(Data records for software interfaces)
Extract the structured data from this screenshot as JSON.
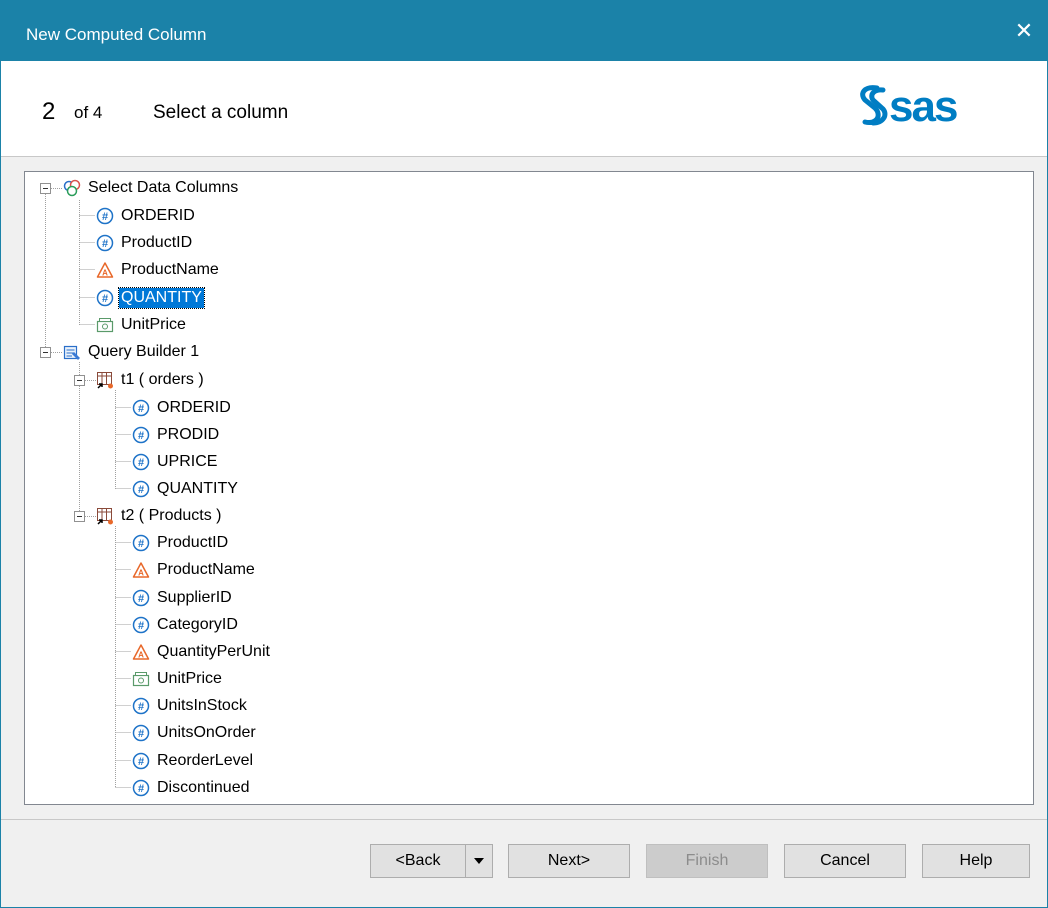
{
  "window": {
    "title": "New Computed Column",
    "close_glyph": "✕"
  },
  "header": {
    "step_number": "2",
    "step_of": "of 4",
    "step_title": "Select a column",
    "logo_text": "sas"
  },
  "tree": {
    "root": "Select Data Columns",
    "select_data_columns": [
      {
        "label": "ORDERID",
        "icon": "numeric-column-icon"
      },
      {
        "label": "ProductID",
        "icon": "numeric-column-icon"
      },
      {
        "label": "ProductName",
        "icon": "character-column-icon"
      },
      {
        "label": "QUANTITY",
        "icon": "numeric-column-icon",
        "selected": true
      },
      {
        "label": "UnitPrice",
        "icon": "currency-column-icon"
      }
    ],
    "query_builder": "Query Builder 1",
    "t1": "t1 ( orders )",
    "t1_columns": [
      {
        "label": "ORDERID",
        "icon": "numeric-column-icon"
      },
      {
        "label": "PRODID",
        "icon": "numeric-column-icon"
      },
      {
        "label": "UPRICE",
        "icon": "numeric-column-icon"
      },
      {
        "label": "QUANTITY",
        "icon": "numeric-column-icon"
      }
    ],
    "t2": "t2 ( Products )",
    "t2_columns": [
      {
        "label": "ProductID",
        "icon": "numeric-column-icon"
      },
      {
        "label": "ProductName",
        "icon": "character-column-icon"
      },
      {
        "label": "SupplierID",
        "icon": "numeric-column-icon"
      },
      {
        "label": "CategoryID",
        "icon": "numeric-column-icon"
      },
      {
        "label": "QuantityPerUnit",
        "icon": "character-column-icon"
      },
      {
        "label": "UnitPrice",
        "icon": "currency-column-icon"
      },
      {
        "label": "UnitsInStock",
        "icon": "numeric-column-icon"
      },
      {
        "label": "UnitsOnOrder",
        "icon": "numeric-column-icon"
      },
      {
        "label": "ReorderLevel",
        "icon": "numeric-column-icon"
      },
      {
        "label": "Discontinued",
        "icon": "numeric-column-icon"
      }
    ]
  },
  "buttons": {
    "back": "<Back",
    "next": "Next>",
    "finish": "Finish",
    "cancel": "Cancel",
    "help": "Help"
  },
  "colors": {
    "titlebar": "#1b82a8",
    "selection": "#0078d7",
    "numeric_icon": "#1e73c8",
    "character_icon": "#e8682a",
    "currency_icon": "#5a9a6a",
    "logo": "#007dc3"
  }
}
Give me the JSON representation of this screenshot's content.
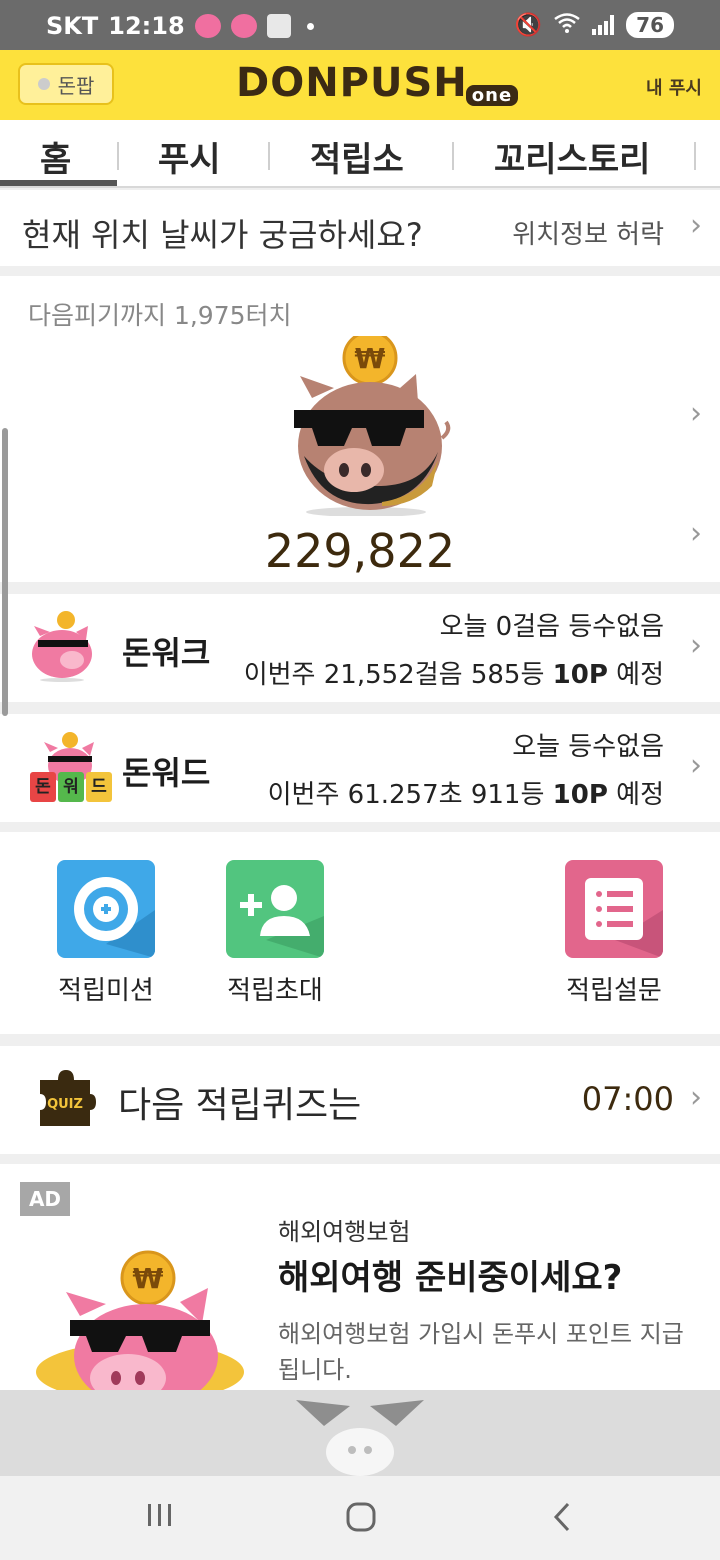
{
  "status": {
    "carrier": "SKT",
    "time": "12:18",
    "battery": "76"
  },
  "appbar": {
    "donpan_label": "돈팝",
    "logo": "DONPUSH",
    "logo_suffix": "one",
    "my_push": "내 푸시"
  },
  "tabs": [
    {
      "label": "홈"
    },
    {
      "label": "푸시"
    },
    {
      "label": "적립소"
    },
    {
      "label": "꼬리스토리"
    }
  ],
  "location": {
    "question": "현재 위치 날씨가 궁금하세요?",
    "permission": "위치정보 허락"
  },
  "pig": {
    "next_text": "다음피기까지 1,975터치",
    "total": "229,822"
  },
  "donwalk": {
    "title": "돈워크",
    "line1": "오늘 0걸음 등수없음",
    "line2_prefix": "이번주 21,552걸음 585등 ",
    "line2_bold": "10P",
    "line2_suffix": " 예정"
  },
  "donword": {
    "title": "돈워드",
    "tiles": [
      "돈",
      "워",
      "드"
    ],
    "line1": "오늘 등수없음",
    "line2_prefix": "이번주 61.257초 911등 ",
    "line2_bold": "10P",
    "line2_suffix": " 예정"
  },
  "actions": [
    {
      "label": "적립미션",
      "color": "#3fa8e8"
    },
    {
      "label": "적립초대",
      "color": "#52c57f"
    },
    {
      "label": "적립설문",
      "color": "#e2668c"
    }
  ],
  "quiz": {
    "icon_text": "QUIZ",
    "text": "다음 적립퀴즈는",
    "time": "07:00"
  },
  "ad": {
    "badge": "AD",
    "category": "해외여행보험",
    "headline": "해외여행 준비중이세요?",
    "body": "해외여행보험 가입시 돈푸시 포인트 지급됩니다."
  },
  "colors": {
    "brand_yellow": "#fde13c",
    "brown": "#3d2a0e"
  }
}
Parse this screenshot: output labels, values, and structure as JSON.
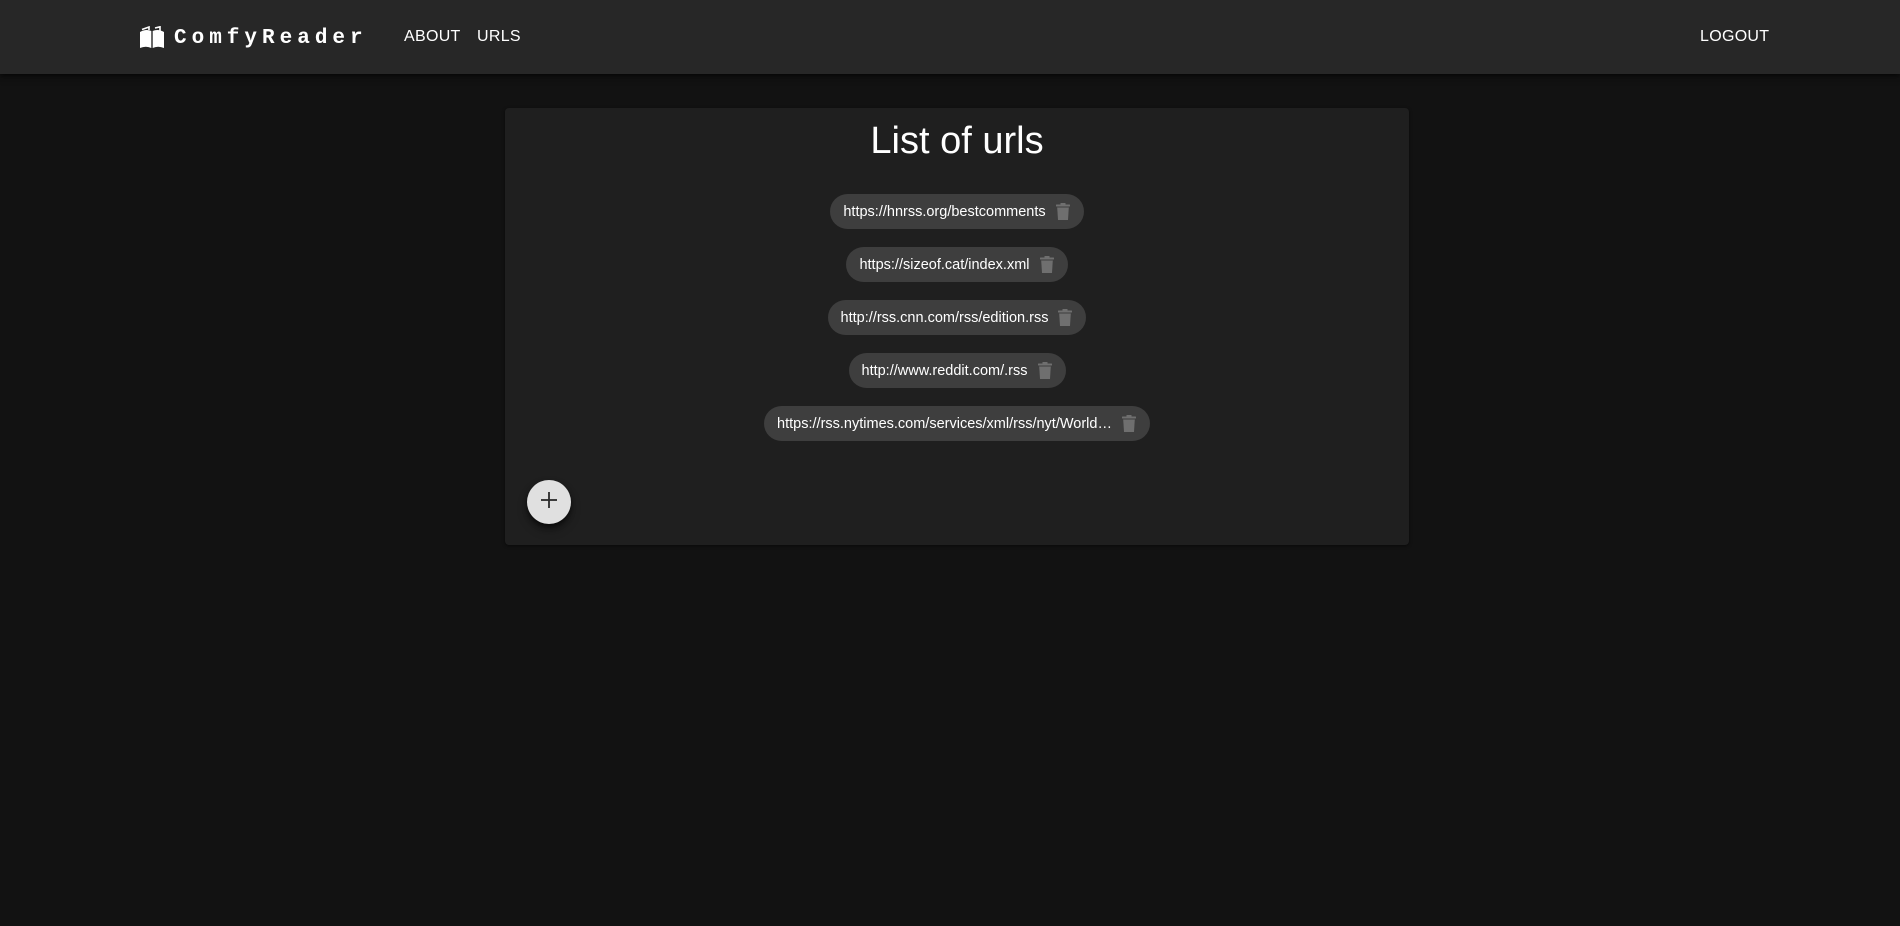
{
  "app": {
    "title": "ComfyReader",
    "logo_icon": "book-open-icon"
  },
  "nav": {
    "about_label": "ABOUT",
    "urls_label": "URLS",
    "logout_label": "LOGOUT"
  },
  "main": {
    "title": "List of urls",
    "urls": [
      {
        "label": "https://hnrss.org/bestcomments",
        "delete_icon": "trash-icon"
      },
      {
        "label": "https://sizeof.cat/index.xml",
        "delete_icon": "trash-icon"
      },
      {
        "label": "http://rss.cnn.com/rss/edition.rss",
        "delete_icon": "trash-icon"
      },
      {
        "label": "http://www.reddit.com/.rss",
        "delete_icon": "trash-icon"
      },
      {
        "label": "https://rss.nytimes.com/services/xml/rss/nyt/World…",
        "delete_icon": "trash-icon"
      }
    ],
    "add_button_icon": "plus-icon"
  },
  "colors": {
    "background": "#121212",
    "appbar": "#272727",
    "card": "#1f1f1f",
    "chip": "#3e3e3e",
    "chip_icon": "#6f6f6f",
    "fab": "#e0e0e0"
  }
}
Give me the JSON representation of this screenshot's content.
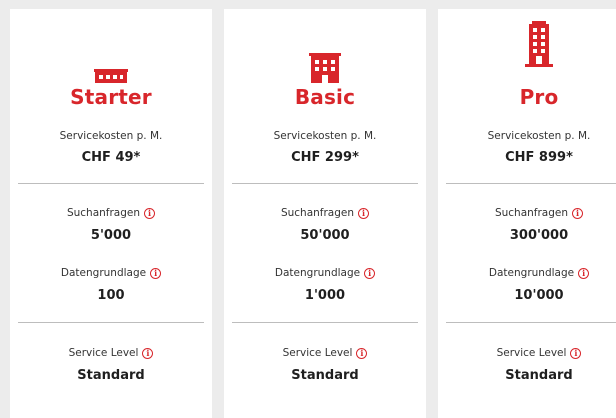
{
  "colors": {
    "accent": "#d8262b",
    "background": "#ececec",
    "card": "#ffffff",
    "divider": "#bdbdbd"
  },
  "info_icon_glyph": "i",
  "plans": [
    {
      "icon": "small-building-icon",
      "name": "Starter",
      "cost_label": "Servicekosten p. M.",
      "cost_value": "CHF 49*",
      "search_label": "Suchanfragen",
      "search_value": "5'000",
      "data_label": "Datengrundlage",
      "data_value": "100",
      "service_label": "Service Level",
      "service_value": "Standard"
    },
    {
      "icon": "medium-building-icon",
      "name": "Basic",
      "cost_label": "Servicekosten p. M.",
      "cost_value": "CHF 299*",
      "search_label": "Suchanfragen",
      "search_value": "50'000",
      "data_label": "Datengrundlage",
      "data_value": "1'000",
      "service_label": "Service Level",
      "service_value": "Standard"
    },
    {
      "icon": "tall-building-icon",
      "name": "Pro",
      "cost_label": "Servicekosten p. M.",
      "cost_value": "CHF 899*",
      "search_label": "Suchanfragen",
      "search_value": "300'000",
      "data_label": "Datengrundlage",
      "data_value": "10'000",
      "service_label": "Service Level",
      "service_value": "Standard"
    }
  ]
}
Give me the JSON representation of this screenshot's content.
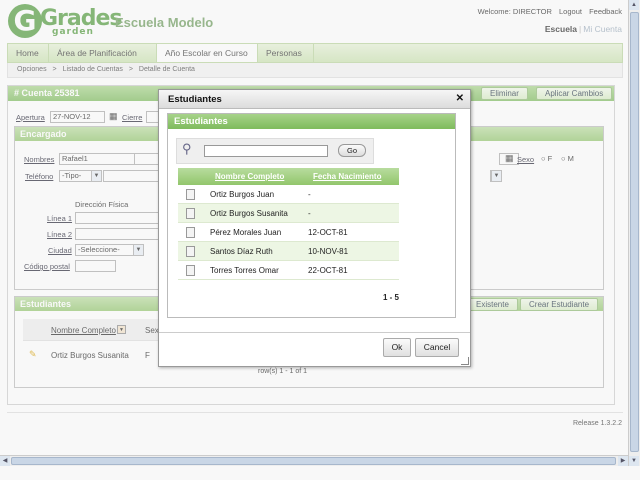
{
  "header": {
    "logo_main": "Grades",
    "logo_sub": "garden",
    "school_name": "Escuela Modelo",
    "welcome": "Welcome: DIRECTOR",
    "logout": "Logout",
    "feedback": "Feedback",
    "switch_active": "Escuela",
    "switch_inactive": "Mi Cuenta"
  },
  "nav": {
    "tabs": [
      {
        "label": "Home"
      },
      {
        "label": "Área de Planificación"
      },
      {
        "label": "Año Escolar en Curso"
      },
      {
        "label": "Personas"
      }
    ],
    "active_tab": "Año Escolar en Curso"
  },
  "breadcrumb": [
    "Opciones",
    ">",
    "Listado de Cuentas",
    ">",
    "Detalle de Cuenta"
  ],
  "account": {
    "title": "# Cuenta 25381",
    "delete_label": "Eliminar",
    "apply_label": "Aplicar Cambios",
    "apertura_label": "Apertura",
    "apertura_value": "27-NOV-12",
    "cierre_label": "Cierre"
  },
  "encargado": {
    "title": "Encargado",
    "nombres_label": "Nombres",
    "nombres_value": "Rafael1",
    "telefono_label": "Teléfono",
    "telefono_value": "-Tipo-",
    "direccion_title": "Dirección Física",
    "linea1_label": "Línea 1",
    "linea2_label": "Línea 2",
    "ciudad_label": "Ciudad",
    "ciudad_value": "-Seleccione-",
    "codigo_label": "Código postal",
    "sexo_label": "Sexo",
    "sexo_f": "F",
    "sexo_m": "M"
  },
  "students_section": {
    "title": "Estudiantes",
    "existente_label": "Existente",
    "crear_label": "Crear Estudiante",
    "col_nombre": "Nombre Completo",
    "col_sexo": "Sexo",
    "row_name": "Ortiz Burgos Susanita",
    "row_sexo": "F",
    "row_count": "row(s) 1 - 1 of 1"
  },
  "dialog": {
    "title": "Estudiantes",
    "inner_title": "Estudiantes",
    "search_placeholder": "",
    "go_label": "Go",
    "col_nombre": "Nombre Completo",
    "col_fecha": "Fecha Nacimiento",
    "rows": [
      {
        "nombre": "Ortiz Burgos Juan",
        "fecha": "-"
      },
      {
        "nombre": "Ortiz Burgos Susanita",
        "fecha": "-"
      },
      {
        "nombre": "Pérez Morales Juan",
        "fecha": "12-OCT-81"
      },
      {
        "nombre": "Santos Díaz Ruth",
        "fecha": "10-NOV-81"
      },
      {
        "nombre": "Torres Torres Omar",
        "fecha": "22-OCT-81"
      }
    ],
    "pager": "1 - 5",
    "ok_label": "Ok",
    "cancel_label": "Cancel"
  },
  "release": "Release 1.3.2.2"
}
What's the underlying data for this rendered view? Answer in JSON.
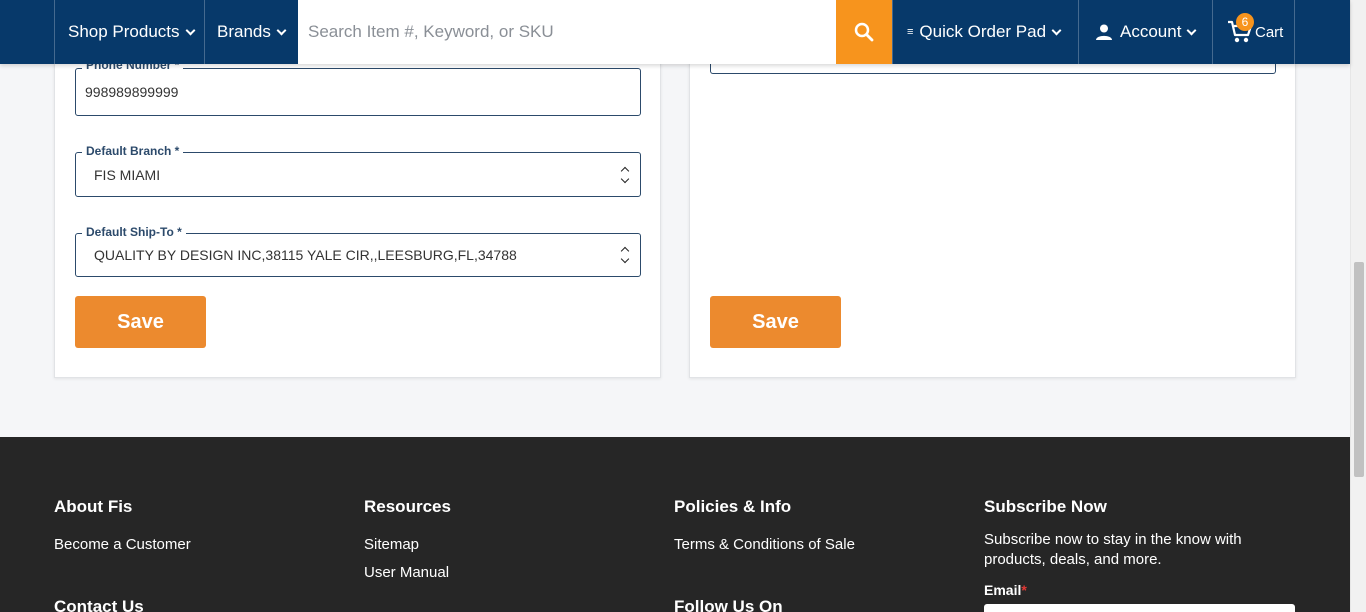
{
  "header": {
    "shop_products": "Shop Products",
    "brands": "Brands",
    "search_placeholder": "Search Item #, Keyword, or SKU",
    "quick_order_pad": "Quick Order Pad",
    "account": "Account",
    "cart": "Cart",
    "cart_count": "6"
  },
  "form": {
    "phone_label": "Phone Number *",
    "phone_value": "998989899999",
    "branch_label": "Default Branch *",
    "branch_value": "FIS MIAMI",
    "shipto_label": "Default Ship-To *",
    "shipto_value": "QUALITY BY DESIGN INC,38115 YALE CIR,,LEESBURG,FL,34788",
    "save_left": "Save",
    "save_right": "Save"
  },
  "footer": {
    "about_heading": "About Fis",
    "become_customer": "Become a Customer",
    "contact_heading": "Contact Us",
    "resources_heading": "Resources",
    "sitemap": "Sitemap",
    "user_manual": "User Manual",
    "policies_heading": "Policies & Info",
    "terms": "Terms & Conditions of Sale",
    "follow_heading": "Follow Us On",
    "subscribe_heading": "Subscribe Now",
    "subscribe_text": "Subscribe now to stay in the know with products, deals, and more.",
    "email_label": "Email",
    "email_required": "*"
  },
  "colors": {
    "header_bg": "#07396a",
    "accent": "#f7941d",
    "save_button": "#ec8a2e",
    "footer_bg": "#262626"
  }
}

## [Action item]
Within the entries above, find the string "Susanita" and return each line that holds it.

## [Reply to the task]
    "row_name": "Ortiz Burgos Susanita",
        "nombre": "Ortiz Burgos Susanita",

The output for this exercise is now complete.